This summer my family and I walked over to our neighborhood parade for the 4th of July. It began to rain halfway into our walk and we accepted our soaked fate. Once we reached our spot, we huddled together until an older couple flagged us over to their porch. Not only did they offer us cover, they gave our boys lemonade, made sure they got fistfuls of toys during the parade, and overall just treated us with so much hospitality. When our son slipped on the wet sidewalk, the lady quickly bandaged him up and turned his tears into smiles. They told us stories about their children and grandchildren, who live across the country, gleaming with pride. They blessed us, and I like to think, we blessed them.
Even a short conversation goes a long way. Not too long ago, we met Judy in a craft store who mistakenly thought our son, Jude, was a girl. Thus, she heard “Judy” when she asked his name. I didn’t even correct her because it tickled her pink that she met a baby named Judy. He smiled at her the whole time like they were old friends. The small talk with the cashier, the woman behind us in the checkout line, a fellow mom at the park, and the couple sitting at a nearby table in a restaurant … these short, friendly interactions go a long way.
I’ve always said that whoever loves on my children receives a different level of love and respect from me. You don’t have to love on my children, they’re not yours, but you do it anyway. When it comes to strangers, I feel similarly. You didn’t have to go out of your way to catch their eye and smile at them, but you did it anyway. You didn’t have to ask them questions about the special toy that they’re carrying around, but you did it anyway.
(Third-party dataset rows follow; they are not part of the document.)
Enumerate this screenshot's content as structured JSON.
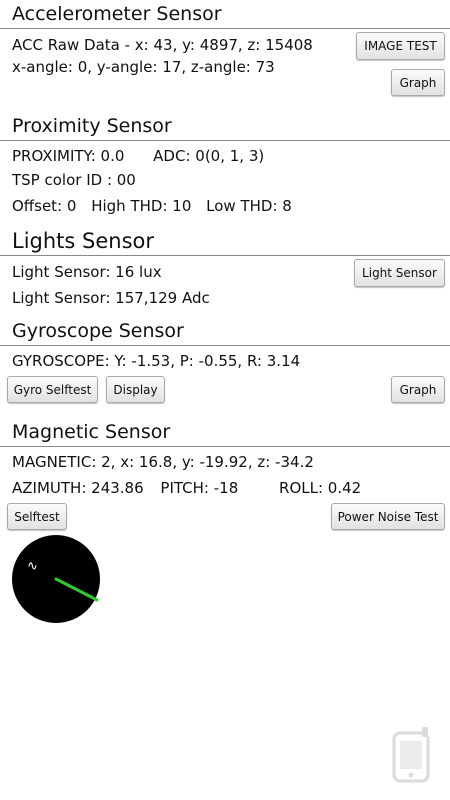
{
  "accelerometer": {
    "title": "Accelerometer Sensor",
    "raw_data": "ACC Raw Data - x: 43, y: 4897, z: 15408",
    "angles": "x-angle: 0, y-angle: 17, z-angle: 73",
    "image_test_label": "IMAGE TEST",
    "graph_label": "Graph"
  },
  "proximity": {
    "title": "Proximity Sensor",
    "proximity_value": "PROXIMITY: 0.0",
    "adc_value": "ADC: 0(0, 1, 3)",
    "tsp_color_id": "TSP color ID : 00",
    "offset": "Offset: 0",
    "high_thd": "High THD: 10",
    "low_thd": "Low THD: 8"
  },
  "lights": {
    "title": "Lights Sensor",
    "lux": "Light Sensor: 16 lux",
    "adc": "Light Sensor: 157,129 Adc",
    "button_label": "Light Sensor"
  },
  "gyroscope": {
    "title": "Gyroscope Sensor",
    "values": "GYROSCOPE: Y: -1.53, P: -0.55, R: 3.14",
    "selftest_label": "Gyro Selftest",
    "display_label": "Display",
    "graph_label": "Graph"
  },
  "magnetic": {
    "title": "Magnetic Sensor",
    "values": "MAGNETIC: 2, x: 16.8, y: -19.92, z: -34.2",
    "azimuth": "AZIMUTH: 243.86",
    "pitch": "PITCH: -18",
    "roll": "ROLL: 0.42",
    "selftest_label": "Selftest",
    "power_noise_label": "Power Noise Test"
  },
  "compass": {
    "dial_color": "#000000",
    "needle_color": "#2ecc2e",
    "marker_glyph": "∿"
  },
  "colors": {
    "background": "#ffffff",
    "divider": "#8a8a8a",
    "text": "#111111"
  }
}
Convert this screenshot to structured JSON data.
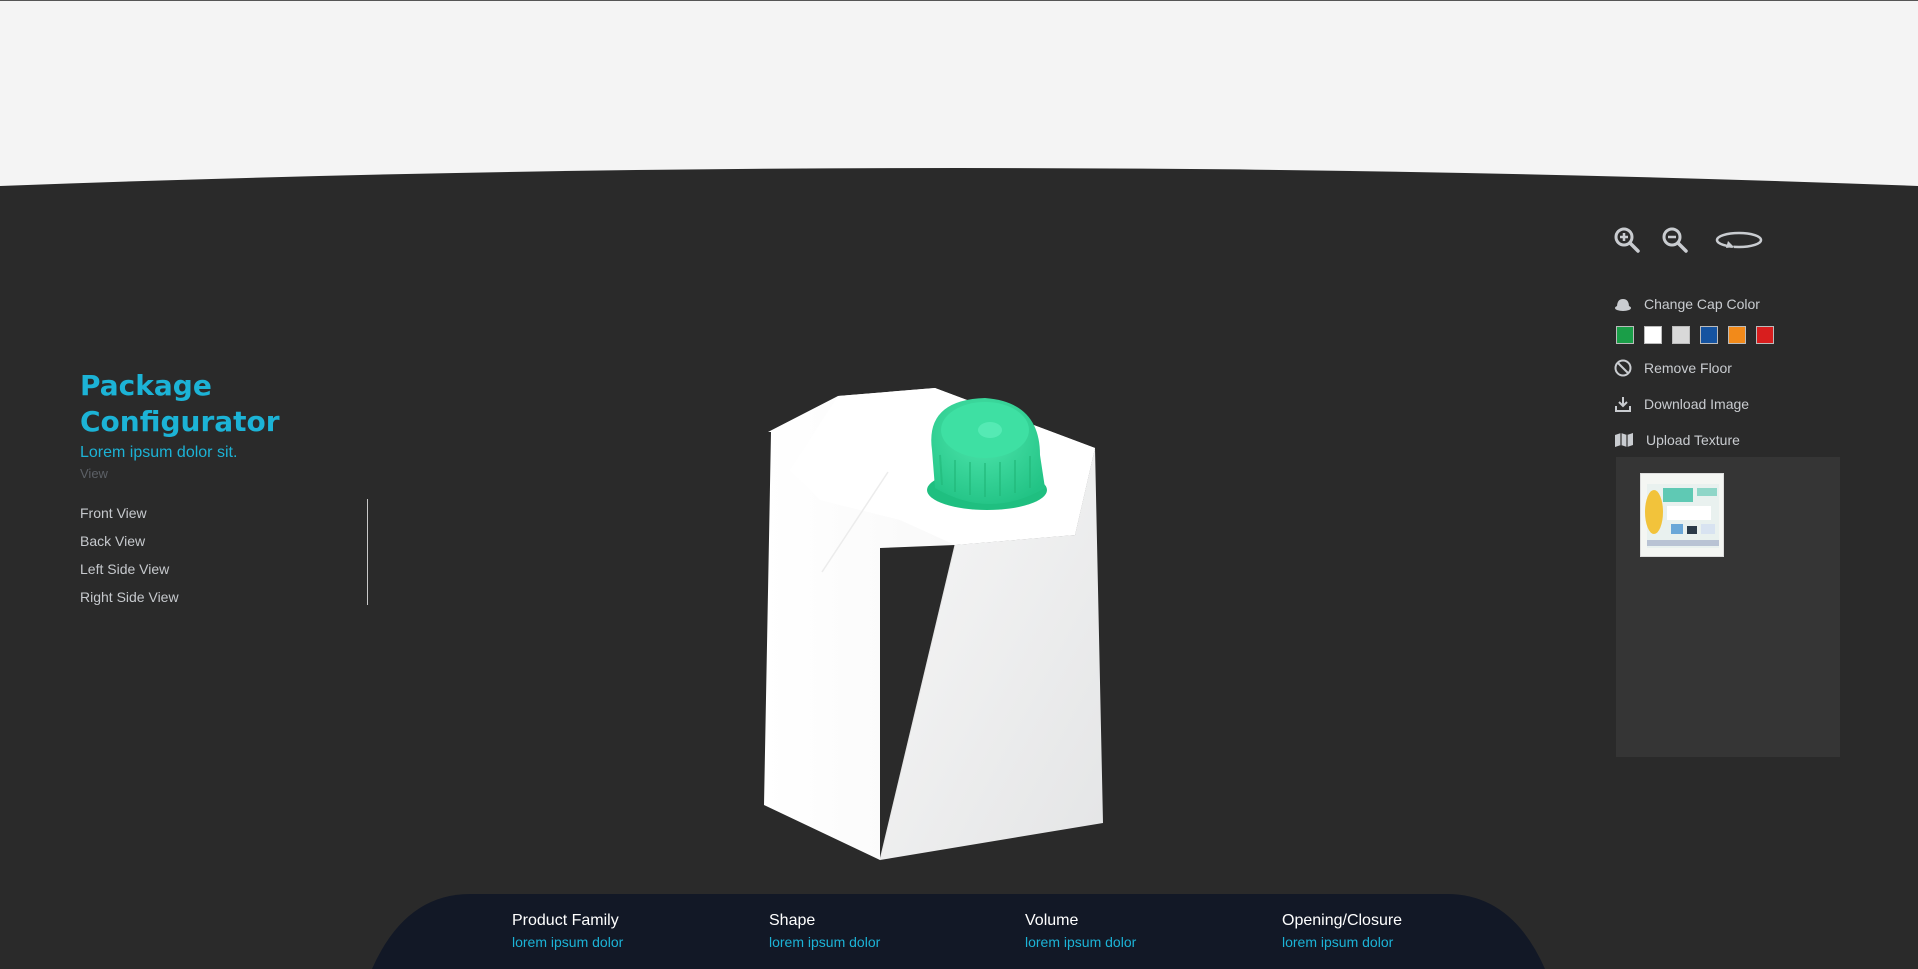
{
  "app": {
    "title": "Package Configurator",
    "subtitle": "Lorem ipsum dolor sit."
  },
  "views": {
    "label": "View",
    "items": [
      "Front View",
      "Back View",
      "Left Side View",
      "Right Side View"
    ]
  },
  "toolbar": {
    "zoom_in_icon": "zoom-in-icon",
    "zoom_out_icon": "zoom-out-icon",
    "rotate_icon": "rotate-icon",
    "change_cap_color": "Change Cap Color",
    "cap_colors": [
      "#1a9e48",
      "#ffffff",
      "#d9d9d9",
      "#1553a0",
      "#f28a1a",
      "#d81e1e"
    ],
    "remove_floor": "Remove Floor",
    "download_image": "Download Image",
    "upload_texture": "Upload Texture"
  },
  "product": {
    "cap_color": "#2fd596",
    "body_color": "#ffffff"
  },
  "info": [
    {
      "label": "Product Family",
      "value": "lorem ipsum dolor"
    },
    {
      "label": "Shape",
      "value": "lorem ipsum dolor"
    },
    {
      "label": "Volume",
      "value": "lorem ipsum dolor"
    },
    {
      "label": "Opening/Closure",
      "value": "lorem ipsum dolor"
    }
  ],
  "colors": {
    "accent": "#1cb3d6",
    "stage_bg": "#2a2a2a",
    "bottom_bar": "#121826",
    "top_bg": "#f4f4f4"
  }
}
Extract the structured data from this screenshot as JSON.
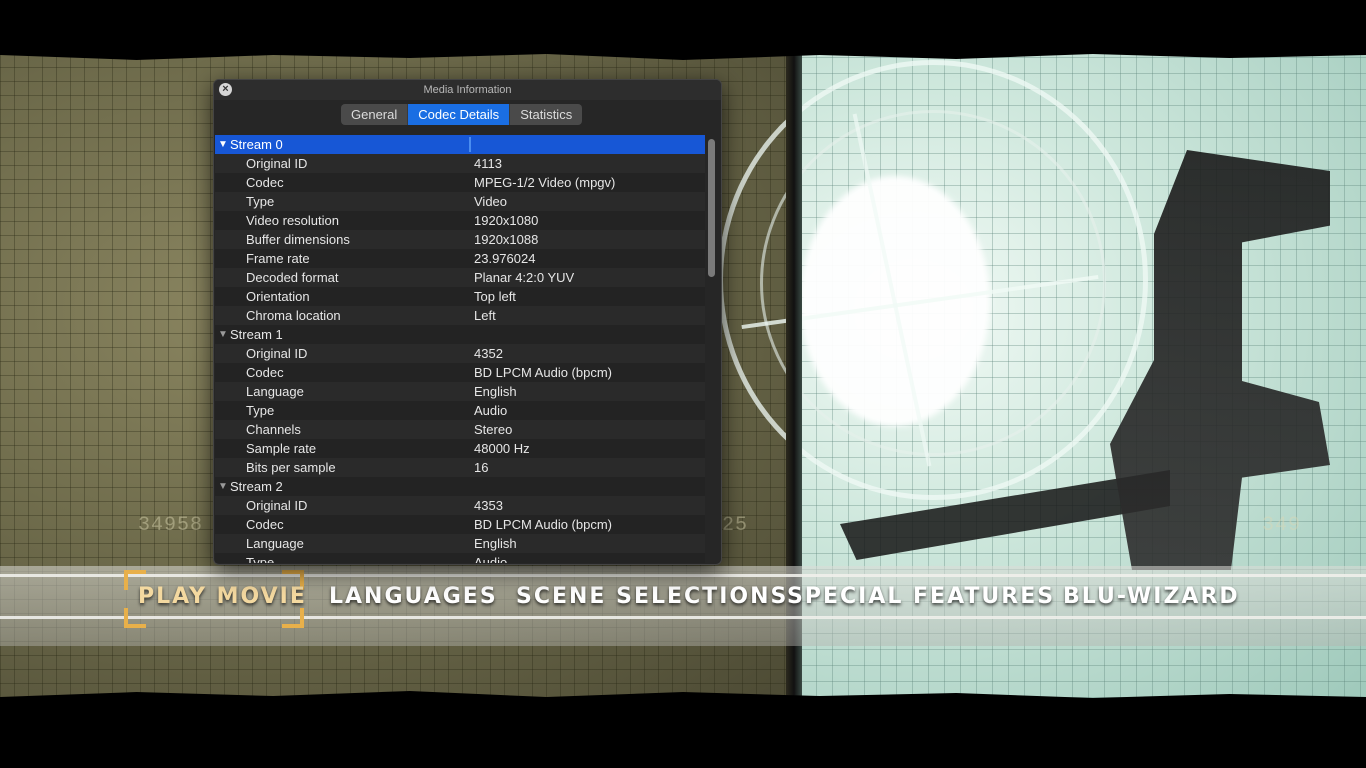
{
  "window": {
    "title": "Media Information",
    "close_icon": "close-icon"
  },
  "tabs": [
    {
      "label": "General",
      "selected": false
    },
    {
      "label": "Codec Details",
      "selected": true
    },
    {
      "label": "Statistics",
      "selected": false
    }
  ],
  "streams": [
    {
      "title": "Stream 0",
      "expanded": true,
      "rows": [
        {
          "key": "Original ID",
          "value": "4113"
        },
        {
          "key": "Codec",
          "value": "MPEG-1/2 Video (mpgv)"
        },
        {
          "key": "Type",
          "value": "Video"
        },
        {
          "key": "Video resolution",
          "value": "1920x1080"
        },
        {
          "key": "Buffer dimensions",
          "value": "1920x1088"
        },
        {
          "key": "Frame rate",
          "value": "23.976024"
        },
        {
          "key": "Decoded format",
          "value": "Planar 4:2:0 YUV"
        },
        {
          "key": "Orientation",
          "value": "Top left"
        },
        {
          "key": "Chroma location",
          "value": "Left"
        }
      ]
    },
    {
      "title": "Stream 1",
      "expanded": true,
      "rows": [
        {
          "key": "Original ID",
          "value": "4352"
        },
        {
          "key": "Codec",
          "value": "BD LPCM Audio (bpcm)"
        },
        {
          "key": "Language",
          "value": "English"
        },
        {
          "key": "Type",
          "value": "Audio"
        },
        {
          "key": "Channels",
          "value": "Stereo"
        },
        {
          "key": "Sample rate",
          "value": "48000 Hz"
        },
        {
          "key": "Bits per sample",
          "value": "16"
        }
      ]
    },
    {
      "title": "Stream 2",
      "expanded": true,
      "rows": [
        {
          "key": "Original ID",
          "value": "4353"
        },
        {
          "key": "Codec",
          "value": "BD LPCM Audio (bpcm)"
        },
        {
          "key": "Language",
          "value": "English"
        },
        {
          "key": "Type",
          "value": "Audio"
        }
      ]
    }
  ],
  "menu": {
    "items": [
      "PLAY MOVIE",
      "LANGUAGES",
      "SCENE SELECTIONS",
      "SPECIAL FEATURES",
      "BLU-WIZARD"
    ],
    "active": "PLAY MOVIE",
    "active_color": "#f4d9a0",
    "focus_color": "#e8b04a"
  },
  "background": {
    "numbers_left": "34958",
    "numbers_mid": "25",
    "numbers_right": "349"
  },
  "colors": {
    "selection": "#1757d6",
    "tab_selected": "#1a6ee3"
  }
}
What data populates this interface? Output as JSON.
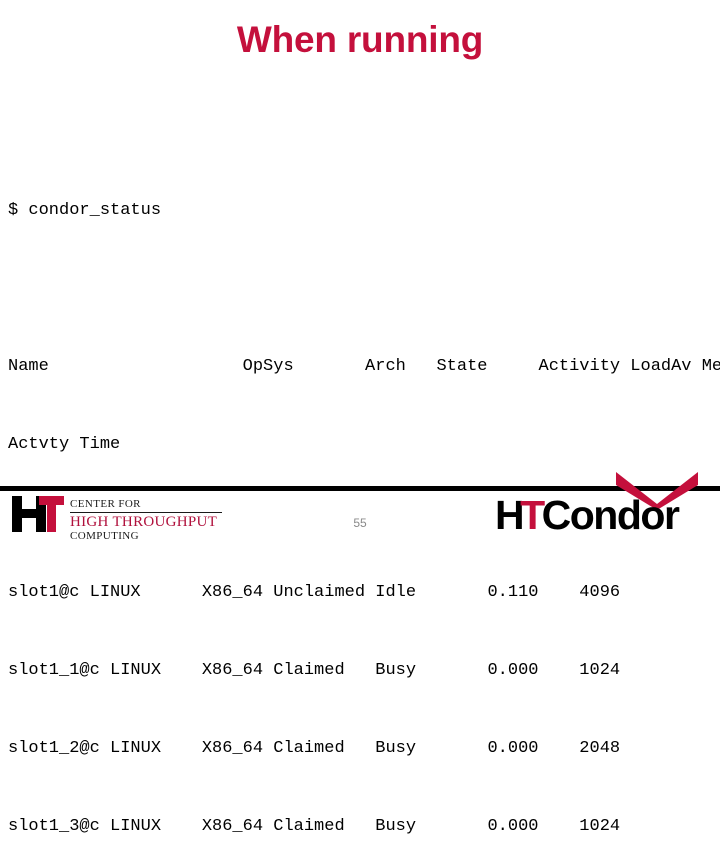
{
  "slide": {
    "title": "When running",
    "page_number": "55",
    "accent_color": "#c4103c",
    "background_color": "#ffffff"
  },
  "terminal": {
    "prompt_line": "$ condor_status",
    "header_line": "Name                   OpSys       Arch   State     Activity LoadAv Mem",
    "header_wrap_line": "Actvty Time",
    "rows": [
      "slot1@c LINUX      X86_64 Unclaimed Idle       0.110    4096",
      "slot1_1@c LINUX    X86_64 Claimed   Busy       0.000    1024",
      "slot1_2@c LINUX    X86_64 Claimed   Busy       0.000    2048",
      "slot1_3@c LINUX    X86_64 Claimed   Busy       0.000    1024"
    ],
    "columns": [
      "Name",
      "OpSys",
      "Arch",
      "State",
      "Activity",
      "LoadAv",
      "Mem"
    ],
    "machines": [
      {
        "name": "slot1@c",
        "opsys": "LINUX",
        "arch": "X86_64",
        "state": "Unclaimed",
        "activity": "Idle",
        "loadav": "0.110",
        "mem": "4096"
      },
      {
        "name": "slot1_1@c",
        "opsys": "LINUX",
        "arch": "X86_64",
        "state": "Claimed",
        "activity": "Busy",
        "loadav": "0.000",
        "mem": "1024"
      },
      {
        "name": "slot1_2@c",
        "opsys": "LINUX",
        "arch": "X86_64",
        "state": "Claimed",
        "activity": "Busy",
        "loadav": "0.000",
        "mem": "2048"
      },
      {
        "name": "slot1_3@c",
        "opsys": "LINUX",
        "arch": "X86_64",
        "state": "Claimed",
        "activity": "Busy",
        "loadav": "0.000",
        "mem": "1024"
      }
    ]
  },
  "chtc_logo": {
    "mark_h": "HT",
    "line1": "CENTER FOR",
    "line2": "HIGH THROUGHPUT",
    "line3": "COMPUTING"
  },
  "htcondor_logo": {
    "h": "H",
    "t": "T",
    "rest": "Condor"
  }
}
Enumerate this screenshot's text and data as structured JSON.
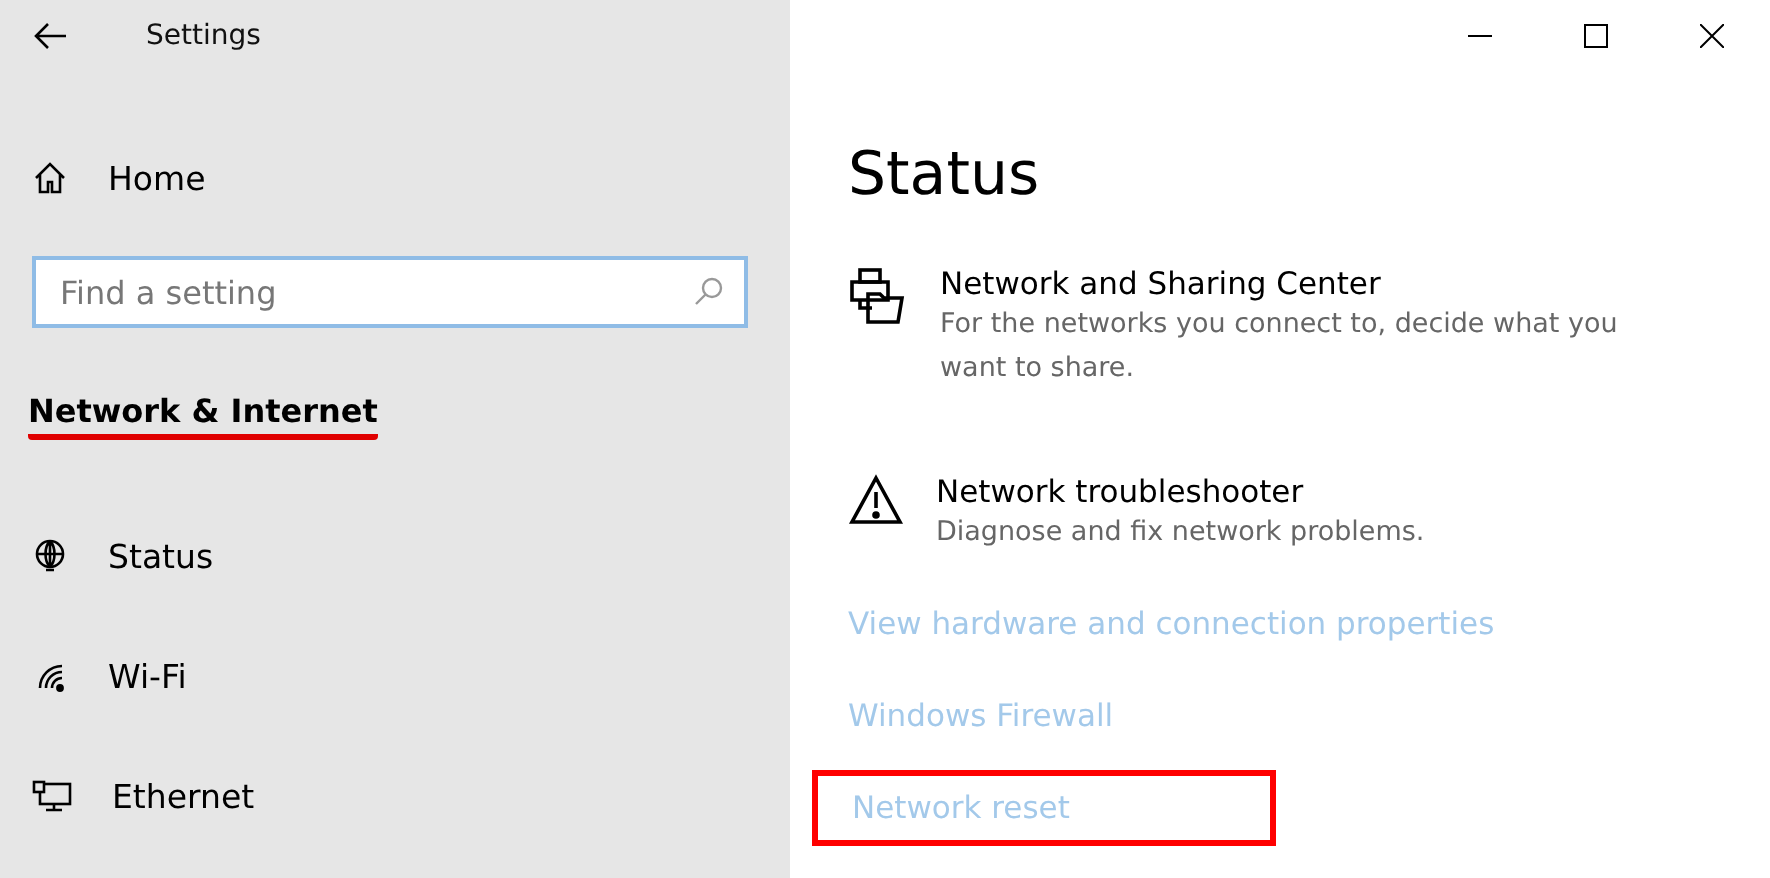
{
  "window": {
    "title": "Settings"
  },
  "sidebar": {
    "home": "Home",
    "search": {
      "placeholder": "Find a setting"
    },
    "section": {
      "label": "Network & Internet",
      "underlined": true
    },
    "items": [
      {
        "label": "Status",
        "selected": false
      },
      {
        "label": "Wi-Fi",
        "selected": false
      },
      {
        "label": "Ethernet",
        "selected": false
      }
    ]
  },
  "content": {
    "heading": "Status",
    "entries": [
      {
        "title": "Network and Sharing Center",
        "description": "For the networks you connect to, decide what you want to share."
      },
      {
        "title": "Network troubleshooter",
        "description": "Diagnose and fix network problems."
      }
    ],
    "links": [
      {
        "label": "View hardware and connection properties",
        "highlighted": false
      },
      {
        "label": "Windows Firewall",
        "highlighted": false
      },
      {
        "label": "Network reset",
        "highlighted": true
      }
    ]
  }
}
You didn’t have to slow down during your busy day to dote on my children, but you did anyway.